    Figure 16 Z matrix 44

    Figure 17 Modified domestic Z-matrix 44

    Figure 18 Modified Zr,s matrix 45

    Figure 19 Regional flows (billion ) 48

    Figure 20 Share regional flows 48

    Figure 21 Regional flows with seagoing transport (billion ) 50

    Figure 22 Share egional flows with seagoing transport 50

    Figure 23 Regional tradeflows by vessel type (million ) 52

    Figure 24 Share of regional tradeflows by vessel type 53

    Figure 25 Interregional seagoing transport (billion tkm) 54

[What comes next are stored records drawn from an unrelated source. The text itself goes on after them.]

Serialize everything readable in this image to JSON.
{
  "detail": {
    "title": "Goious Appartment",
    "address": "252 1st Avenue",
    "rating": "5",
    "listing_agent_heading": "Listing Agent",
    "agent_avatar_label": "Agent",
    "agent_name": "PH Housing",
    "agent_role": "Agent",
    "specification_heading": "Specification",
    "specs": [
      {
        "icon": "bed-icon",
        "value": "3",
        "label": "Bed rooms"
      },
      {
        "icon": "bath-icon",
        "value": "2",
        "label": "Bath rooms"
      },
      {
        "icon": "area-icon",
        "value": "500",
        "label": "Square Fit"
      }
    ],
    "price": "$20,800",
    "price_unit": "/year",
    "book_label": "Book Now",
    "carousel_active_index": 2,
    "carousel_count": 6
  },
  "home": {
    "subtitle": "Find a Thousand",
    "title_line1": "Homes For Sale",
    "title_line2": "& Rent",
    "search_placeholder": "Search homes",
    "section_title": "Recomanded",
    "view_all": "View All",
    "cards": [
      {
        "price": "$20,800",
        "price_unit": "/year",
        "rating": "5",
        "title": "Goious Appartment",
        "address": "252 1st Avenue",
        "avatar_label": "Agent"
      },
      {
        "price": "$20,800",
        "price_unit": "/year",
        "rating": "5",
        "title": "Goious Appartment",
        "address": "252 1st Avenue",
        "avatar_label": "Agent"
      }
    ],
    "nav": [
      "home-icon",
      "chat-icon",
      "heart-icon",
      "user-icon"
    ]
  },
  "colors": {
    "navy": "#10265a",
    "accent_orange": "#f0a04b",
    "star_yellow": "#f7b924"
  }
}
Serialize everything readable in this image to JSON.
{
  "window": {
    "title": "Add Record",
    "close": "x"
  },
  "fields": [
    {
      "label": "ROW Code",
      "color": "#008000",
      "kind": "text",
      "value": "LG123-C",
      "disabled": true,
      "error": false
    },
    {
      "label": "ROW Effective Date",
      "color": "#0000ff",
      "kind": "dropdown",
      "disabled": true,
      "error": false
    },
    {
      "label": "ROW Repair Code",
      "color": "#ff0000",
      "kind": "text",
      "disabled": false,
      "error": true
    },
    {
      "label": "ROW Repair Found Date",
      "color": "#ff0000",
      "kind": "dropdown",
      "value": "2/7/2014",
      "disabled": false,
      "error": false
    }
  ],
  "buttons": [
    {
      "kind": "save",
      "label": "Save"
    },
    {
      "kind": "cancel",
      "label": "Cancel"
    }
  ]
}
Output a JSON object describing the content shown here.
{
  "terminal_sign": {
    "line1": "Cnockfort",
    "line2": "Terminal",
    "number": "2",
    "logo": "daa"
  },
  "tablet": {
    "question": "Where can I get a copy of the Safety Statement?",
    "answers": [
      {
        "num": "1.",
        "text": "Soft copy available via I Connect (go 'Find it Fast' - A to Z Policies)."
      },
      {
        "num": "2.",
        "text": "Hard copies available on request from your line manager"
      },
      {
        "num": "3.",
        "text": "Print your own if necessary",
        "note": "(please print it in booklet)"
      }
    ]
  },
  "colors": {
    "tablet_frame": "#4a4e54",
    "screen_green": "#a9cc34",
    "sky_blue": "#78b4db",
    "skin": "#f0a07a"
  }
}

    Figure 26 Share of interregional seagoing transport (billion tkm) 55

    Figure 27 Interregional seagoing transport by vessel type (billion tkm) 56

    Figure 28 Interregional seagoing transport by vessel type (billion tkm) 57

    Figure 29 Total GWP (Billion ton CO2-eq) 59

    Figure 30 Share of total GWP 59

    Figure 31 GWP from maritime transport (thousand ton CO2-eq) 61

    Figure 32 Share of GWP from maritime transport 62

    Figure 33 GWP by vessel type (Thousand ton CO2-eq) 63

    Figure 34 Share of GWP by vessel type 65

    Figure 35 Comparison of GWP by region (million ton CO2-eq) 66

  • 9

    1 Introduction

    The global economy is completely dependent on international trade. Every day, raw materials

    are being mined in one part of the world and refined in another before it is being shipped to its

    final destination for consumption. In light of the progression of climate change and other

    environmental consequences, a better understanding of the Global Warming Potential(GWP)

    from interregional maritime transport of goods and products has grown ever more important.

    Since 1990 growth in international trade, of which more than 80% is carried by seagoing

    vessels (measured by weight), has increased exponentially, nearly doubling the trade

    volumes(Lindstad, Asbjrnslett et al. 2012). Shipping is estimated to have emitted 1,046

    million tons of CO2 in 2007, which corresponds to 3.3% of the global emissions of 2007(IMO

    2009) .This is an increase of 86% from 1990 global emission levels. The exhaust gases are the

    primary